    Trump, the Republican nominee, is "taking hate groups mainstream and helping a radical fringe" take over his party, Clinton said. 

    Trump's campaign said he's never used the term "alt-right" and disavows "any groups or individuals associated with a message of hate." 

    "Hillary Clinton's short speech is pandering to the worst instincts in our society. She should be ashamed of herself!" Trump tweeted. 

    The "alt-right" or "alternative right," to distinguish it from mainstream conservatism, is often associated with efforts to preserve "white identity," oppose multiculturalism and defend "Western values." 

    Some in the movement refer to themselves as "Europeanists" or "white nationalists." Liberals invoking the #AltRightMeans hashtag Thursday offered their own definitions: racist and xenophobic. 

    "#AltRightMeans Because 'Nazi' and 'KKK' was already taken," read a tweet under the username @SixPenniesDoom

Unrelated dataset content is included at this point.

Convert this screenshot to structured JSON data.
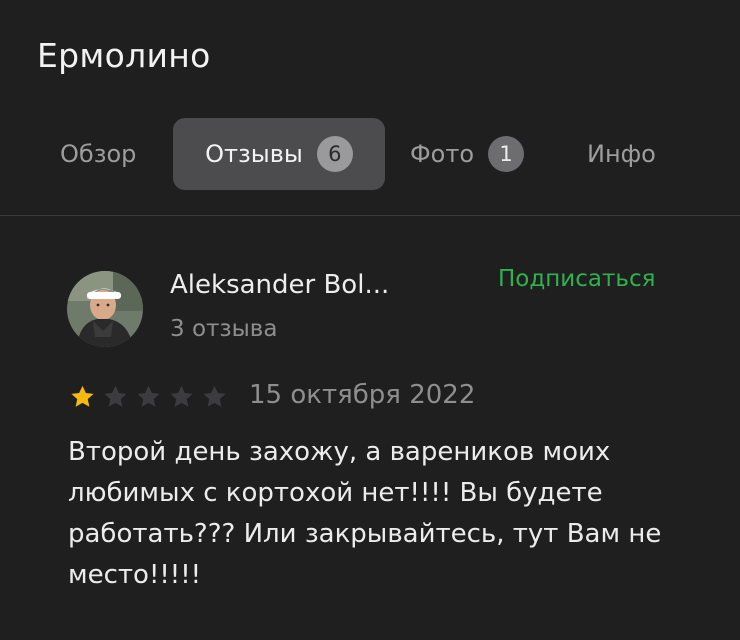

    "#AltRightMeans the confederacy pre-surrender in a different form. You will lose again. ... and again ... and again," said @GalvarinoChilly.